The Brompton U.S. Championship, perhaps the quirkiest and most British bicycle race in the new world, heads to the streets of Washington, D.C., this summer for the event’s fourth annual installment.Tweet Print
A sample of the scene from SSCXWC13 in Philadelphia. Yes, that man is dressed as a shower.
The 2014 Raleigh Single Speed Cyclocross World Championships will be held at Eva Bandman Park in Louisville, Kentucky, on Saturday, October 25, 2014.
This year’s event will continue the great tradition of prior Single Speed Cyclocross World Championships, with a full weekend of qualifiers, racing and celebration – all carefully choreographed for an outstanding participant experience and only 45 minutes of pain.Tweet Print
This summer Bicycle Times will be tackling the Dirty Kanza, a 200-mile race across the Flint Hills of Kansas. It’s long, hot and surprisingly hilly. In this short film Salsa Cycles takes you inside the action and adventure of what we should expect.
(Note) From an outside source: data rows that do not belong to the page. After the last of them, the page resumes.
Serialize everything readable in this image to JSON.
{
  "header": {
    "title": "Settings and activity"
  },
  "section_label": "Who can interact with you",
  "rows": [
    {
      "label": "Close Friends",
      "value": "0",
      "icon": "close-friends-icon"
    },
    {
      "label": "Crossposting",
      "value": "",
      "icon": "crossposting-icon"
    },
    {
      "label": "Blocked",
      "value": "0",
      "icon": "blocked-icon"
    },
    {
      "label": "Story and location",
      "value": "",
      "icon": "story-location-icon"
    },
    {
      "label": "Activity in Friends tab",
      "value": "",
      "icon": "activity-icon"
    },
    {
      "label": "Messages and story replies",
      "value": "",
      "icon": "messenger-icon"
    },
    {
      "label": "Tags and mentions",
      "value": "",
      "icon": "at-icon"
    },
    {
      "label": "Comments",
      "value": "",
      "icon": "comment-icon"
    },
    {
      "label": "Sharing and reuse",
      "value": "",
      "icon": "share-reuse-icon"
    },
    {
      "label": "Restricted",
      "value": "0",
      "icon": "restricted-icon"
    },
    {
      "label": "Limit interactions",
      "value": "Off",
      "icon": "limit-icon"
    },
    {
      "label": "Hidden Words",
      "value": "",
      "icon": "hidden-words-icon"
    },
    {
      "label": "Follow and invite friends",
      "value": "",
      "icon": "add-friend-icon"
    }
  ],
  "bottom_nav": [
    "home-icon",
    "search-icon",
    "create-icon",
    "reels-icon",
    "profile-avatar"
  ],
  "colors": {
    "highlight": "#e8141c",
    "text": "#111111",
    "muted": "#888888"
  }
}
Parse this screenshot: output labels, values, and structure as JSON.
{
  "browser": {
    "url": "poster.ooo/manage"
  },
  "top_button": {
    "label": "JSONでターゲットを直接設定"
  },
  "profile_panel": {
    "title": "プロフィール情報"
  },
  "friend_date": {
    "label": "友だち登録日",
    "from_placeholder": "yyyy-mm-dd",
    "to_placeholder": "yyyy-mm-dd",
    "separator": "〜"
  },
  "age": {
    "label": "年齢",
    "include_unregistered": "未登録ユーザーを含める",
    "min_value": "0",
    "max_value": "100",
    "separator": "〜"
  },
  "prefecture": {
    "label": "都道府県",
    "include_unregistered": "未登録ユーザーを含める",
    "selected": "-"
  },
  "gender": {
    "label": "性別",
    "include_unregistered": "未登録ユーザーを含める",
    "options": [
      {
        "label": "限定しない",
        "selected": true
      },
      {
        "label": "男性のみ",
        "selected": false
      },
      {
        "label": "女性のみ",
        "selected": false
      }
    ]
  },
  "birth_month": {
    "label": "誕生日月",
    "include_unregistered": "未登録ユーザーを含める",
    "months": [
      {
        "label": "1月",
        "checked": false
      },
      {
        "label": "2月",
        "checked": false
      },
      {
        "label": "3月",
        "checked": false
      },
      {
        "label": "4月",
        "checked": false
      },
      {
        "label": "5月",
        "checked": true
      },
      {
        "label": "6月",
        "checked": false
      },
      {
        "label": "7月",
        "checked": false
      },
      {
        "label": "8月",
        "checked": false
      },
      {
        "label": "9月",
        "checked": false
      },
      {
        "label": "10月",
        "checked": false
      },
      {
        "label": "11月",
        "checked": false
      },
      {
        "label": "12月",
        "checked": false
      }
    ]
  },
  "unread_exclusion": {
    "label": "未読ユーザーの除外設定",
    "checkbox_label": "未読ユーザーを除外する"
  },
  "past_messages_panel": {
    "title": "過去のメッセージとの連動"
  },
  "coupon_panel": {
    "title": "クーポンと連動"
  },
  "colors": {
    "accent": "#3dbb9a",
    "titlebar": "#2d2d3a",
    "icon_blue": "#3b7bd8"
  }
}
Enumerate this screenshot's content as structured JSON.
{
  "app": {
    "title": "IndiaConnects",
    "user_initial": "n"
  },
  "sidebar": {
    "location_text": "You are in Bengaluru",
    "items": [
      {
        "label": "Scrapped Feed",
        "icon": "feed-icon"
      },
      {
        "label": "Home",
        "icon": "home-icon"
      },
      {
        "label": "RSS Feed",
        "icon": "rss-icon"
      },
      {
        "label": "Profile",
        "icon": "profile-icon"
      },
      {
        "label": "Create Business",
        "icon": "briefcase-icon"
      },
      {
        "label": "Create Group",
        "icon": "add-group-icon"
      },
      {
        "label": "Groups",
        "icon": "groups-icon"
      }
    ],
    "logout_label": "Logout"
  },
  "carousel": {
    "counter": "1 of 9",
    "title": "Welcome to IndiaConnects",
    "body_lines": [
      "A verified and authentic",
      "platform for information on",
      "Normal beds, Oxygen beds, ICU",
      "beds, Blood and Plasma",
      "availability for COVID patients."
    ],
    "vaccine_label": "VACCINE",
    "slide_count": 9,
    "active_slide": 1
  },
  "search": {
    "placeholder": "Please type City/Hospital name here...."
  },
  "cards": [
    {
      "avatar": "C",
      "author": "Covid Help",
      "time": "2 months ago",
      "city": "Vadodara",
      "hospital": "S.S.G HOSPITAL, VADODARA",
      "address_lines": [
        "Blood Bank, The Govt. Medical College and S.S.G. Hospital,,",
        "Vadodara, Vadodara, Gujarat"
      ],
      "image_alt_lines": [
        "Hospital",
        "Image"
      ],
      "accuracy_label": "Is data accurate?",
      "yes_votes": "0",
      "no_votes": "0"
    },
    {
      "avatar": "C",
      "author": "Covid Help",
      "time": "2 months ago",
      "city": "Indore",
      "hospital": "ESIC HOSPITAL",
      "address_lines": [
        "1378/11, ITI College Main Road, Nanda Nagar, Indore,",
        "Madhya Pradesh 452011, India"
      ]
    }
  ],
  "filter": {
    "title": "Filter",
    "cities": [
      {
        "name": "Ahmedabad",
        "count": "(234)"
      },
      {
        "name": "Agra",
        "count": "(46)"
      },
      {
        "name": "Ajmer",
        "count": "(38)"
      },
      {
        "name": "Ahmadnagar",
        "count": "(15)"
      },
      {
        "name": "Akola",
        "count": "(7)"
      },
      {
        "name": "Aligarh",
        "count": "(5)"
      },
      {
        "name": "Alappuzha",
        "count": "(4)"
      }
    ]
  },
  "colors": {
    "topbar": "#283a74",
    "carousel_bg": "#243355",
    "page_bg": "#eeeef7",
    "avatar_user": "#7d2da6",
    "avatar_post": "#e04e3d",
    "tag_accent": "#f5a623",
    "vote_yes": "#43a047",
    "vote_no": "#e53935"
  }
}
Read more about the Dirty Kanza 200 here.
Photos by David Gabrys/45NRTH
The frozen feats of strength known as the Arrowhead 135 started Monday morning and 45NRTH sponsored rider Jay Petervary took the win in his first attempt, finishing the 135 miles in 20 hours and 11 minutes.
Though it was his first crack at the race, Petervary is no stranger to these types of races. He has won the Iditarod Trail Invitational (350 AND 1,100-mile versions), the Tour Divide and now the Arrowhead.
Armed with nearly a full fleet of 45NRTH gear, he likely stayed pretty toasty warm, even as temperatures hit -30 degrees overnight.
Correction: An earlier version of this story said that Petervary set a record in the Arrowhead. The record is actually held by Todd McFadden at 14 hours 20 minutes.
The Arrowhead Ultra 135, the coldest bike race in the Lower 48, begins one week from today in International Falls, Minnesota. Traversing the 135-mile Arrowhead Trail, it promises promises near-Arctic conditions and nearly always delivers. To finish, let alone win, is a triumph of man and machine over nature. Salsa Cycles‘ Mike “Kid” Riemer has put together this wonderful tribute to an event that is close to his heart.Tweet Print